REQUIRED ACTION - Search the lines of the records for the word "server", and copy every line that has it.

PROVIDED RECORDS -
---
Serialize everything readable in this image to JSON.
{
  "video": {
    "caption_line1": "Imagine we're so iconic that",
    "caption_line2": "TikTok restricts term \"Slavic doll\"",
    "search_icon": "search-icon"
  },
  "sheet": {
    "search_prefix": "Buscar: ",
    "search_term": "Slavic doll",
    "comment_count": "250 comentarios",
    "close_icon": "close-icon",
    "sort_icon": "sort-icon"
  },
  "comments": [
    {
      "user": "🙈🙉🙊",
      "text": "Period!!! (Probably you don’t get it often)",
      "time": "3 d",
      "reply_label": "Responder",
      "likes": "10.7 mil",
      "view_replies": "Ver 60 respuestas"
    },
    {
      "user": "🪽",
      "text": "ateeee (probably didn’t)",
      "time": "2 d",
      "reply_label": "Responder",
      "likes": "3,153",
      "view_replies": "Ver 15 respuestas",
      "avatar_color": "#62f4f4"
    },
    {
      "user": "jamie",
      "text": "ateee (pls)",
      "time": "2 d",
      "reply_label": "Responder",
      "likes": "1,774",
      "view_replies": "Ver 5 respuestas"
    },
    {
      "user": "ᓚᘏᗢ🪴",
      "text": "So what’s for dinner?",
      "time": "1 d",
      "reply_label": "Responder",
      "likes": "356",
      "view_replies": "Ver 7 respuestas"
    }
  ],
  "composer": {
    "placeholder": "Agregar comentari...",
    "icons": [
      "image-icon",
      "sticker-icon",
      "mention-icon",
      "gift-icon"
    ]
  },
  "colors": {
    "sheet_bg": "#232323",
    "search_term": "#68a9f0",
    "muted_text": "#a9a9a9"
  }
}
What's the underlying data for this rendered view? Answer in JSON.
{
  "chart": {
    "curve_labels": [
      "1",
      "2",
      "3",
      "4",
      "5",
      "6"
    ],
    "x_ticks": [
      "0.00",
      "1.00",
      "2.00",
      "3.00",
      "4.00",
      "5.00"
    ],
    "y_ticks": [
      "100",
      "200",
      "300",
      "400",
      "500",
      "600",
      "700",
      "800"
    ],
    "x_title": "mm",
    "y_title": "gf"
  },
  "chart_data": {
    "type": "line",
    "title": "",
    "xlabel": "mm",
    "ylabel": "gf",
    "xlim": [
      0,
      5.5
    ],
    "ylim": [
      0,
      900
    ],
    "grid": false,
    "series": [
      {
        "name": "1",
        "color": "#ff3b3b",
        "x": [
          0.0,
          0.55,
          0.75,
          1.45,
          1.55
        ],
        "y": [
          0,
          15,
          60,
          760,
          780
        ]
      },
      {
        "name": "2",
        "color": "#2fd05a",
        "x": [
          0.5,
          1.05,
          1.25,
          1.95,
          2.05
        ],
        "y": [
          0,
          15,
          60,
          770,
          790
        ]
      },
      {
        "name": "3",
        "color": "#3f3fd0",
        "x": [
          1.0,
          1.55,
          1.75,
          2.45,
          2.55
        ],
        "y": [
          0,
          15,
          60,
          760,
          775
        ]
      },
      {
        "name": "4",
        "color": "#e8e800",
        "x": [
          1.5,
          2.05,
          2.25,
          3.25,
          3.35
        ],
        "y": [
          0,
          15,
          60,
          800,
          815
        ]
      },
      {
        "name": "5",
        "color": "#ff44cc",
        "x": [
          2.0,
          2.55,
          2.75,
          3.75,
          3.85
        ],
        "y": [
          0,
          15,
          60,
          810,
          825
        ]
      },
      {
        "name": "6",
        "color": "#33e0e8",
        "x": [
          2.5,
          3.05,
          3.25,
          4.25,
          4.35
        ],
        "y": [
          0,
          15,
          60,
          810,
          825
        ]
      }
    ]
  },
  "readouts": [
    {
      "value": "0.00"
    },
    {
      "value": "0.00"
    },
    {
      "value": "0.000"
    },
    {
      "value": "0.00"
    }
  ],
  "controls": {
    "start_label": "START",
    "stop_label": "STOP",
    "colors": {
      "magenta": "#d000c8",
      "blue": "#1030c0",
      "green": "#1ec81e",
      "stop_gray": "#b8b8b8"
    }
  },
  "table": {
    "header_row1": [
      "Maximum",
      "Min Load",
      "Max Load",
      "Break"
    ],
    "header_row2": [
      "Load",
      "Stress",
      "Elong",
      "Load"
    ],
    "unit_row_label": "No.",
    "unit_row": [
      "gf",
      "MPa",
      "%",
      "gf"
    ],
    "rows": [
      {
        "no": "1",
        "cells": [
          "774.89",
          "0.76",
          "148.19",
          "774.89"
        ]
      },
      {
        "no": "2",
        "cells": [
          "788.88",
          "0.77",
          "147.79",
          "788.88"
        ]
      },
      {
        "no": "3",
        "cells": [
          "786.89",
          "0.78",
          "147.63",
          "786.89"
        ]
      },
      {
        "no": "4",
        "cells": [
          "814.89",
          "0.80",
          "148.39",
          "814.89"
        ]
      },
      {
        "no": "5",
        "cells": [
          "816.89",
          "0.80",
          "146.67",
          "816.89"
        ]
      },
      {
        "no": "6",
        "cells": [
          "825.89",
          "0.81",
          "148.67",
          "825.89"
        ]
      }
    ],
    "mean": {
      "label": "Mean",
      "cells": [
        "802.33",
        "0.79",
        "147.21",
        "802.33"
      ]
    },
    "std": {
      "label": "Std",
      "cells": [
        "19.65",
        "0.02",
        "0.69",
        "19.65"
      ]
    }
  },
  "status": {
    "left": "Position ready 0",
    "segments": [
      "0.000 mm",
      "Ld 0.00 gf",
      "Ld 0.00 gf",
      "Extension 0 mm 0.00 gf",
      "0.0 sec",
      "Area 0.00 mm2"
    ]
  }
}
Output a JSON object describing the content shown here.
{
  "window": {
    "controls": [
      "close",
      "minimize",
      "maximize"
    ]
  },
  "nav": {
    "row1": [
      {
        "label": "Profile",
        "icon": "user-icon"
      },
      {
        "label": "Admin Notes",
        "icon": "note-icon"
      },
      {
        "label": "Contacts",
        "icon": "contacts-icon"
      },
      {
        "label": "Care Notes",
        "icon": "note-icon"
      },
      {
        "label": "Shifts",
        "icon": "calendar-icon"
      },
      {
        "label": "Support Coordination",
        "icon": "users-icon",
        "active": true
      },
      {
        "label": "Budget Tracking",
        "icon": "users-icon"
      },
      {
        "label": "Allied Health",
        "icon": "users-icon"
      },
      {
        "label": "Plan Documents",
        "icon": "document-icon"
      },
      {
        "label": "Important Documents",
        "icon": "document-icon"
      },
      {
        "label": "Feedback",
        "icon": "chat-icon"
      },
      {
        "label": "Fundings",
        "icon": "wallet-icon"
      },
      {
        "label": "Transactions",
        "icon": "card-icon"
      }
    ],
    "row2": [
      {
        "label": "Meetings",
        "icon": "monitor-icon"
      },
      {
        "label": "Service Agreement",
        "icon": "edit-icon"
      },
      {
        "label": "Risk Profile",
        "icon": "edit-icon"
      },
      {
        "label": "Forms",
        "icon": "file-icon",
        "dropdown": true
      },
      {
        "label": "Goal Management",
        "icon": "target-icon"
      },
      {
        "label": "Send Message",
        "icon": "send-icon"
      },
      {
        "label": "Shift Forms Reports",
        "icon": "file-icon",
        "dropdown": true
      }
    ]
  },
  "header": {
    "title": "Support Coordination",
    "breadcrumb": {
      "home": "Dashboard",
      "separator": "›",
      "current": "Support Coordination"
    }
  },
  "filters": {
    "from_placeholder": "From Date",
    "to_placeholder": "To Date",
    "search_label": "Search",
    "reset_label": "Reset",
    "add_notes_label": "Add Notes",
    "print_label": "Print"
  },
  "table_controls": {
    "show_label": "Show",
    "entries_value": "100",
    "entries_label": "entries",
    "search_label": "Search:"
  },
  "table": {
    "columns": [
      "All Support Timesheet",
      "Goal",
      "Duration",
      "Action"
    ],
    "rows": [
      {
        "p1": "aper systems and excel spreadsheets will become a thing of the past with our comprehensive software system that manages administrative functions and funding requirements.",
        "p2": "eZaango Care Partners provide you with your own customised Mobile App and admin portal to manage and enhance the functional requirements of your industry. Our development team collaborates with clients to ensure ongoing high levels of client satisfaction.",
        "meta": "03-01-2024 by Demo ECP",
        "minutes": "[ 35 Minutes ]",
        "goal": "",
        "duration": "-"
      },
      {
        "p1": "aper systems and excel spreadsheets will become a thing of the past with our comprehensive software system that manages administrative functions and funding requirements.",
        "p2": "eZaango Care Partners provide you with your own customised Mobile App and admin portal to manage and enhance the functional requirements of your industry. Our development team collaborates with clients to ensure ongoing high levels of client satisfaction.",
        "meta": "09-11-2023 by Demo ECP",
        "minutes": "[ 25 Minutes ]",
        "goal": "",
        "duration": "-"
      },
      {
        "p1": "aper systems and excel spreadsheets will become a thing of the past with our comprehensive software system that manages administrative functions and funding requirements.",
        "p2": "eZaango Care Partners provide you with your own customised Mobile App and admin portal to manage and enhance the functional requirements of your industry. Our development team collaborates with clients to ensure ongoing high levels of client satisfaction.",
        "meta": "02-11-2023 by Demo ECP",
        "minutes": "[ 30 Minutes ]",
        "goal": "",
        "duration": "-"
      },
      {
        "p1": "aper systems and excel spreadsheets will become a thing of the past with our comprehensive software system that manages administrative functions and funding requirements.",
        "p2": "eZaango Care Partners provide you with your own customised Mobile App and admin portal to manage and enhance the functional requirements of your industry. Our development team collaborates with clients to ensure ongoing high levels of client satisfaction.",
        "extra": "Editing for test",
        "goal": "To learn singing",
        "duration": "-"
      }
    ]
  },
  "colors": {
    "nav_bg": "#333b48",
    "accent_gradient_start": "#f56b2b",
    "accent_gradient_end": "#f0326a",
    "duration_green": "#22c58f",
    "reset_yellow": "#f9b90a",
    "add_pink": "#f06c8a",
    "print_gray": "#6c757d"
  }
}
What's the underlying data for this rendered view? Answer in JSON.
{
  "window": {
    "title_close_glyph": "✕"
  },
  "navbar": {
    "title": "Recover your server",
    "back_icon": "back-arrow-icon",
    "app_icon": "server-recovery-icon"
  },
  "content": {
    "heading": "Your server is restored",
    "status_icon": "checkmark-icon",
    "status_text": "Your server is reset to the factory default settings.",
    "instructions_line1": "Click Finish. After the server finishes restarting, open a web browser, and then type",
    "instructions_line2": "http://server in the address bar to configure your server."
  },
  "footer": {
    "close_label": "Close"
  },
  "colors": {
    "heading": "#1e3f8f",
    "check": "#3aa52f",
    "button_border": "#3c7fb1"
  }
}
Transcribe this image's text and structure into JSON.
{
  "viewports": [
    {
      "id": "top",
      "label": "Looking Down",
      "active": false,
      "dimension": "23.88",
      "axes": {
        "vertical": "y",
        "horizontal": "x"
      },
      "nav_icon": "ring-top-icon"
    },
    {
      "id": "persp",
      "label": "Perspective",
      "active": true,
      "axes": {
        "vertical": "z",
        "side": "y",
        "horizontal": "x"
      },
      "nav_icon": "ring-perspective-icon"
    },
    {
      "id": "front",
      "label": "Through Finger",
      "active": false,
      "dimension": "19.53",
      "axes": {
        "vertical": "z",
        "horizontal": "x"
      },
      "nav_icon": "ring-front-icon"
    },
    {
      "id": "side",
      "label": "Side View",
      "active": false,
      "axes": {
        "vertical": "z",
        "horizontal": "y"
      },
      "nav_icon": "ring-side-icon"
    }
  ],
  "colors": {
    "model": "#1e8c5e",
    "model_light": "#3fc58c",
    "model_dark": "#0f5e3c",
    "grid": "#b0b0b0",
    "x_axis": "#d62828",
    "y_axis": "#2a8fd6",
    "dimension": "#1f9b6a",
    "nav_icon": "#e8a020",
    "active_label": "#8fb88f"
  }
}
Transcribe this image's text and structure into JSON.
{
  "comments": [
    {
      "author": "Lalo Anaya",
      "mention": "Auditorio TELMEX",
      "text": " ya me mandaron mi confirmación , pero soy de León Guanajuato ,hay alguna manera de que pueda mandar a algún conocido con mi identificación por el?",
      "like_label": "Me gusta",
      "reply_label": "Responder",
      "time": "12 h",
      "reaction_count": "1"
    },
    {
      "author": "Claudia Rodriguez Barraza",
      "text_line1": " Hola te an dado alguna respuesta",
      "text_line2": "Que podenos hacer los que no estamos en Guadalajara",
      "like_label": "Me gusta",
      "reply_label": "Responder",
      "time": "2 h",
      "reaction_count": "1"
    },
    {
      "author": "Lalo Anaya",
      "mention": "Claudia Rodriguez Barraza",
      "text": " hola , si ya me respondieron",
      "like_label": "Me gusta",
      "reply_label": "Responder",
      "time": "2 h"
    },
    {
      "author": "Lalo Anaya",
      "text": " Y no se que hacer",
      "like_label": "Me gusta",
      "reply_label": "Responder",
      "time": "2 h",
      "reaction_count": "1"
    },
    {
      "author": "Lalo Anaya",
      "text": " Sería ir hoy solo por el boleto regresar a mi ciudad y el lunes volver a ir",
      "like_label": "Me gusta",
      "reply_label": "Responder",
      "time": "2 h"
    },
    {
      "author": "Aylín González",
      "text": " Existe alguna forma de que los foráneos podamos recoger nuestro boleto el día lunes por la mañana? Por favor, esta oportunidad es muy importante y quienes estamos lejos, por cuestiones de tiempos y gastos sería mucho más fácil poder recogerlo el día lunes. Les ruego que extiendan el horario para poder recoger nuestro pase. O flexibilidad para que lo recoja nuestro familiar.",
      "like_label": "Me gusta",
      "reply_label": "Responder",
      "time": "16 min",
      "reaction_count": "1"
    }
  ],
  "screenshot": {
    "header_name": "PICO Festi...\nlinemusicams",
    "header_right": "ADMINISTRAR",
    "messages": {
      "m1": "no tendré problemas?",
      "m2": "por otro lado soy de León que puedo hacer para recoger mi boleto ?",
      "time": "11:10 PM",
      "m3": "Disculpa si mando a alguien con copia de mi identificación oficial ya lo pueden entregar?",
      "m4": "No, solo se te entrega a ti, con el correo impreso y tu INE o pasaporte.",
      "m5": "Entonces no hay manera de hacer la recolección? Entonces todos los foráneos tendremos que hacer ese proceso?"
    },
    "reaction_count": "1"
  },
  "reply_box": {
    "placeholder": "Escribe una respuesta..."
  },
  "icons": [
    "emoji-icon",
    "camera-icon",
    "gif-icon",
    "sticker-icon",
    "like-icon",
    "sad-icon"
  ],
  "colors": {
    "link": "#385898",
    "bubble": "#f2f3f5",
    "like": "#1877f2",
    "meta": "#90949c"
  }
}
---
SOLUTION TO THIS TASK -
    "title": "Recover your server",
    "app_icon": "server-recovery-icon"
    "heading": "Your server is restored",
    "status_text": "Your server is reset to the factory default settings.",
    "instructions_line1": "Click Finish. After the server finishes restarting, open a web browser, and then type",
    "instructions_line2": "http://server in the address bar to configure your server."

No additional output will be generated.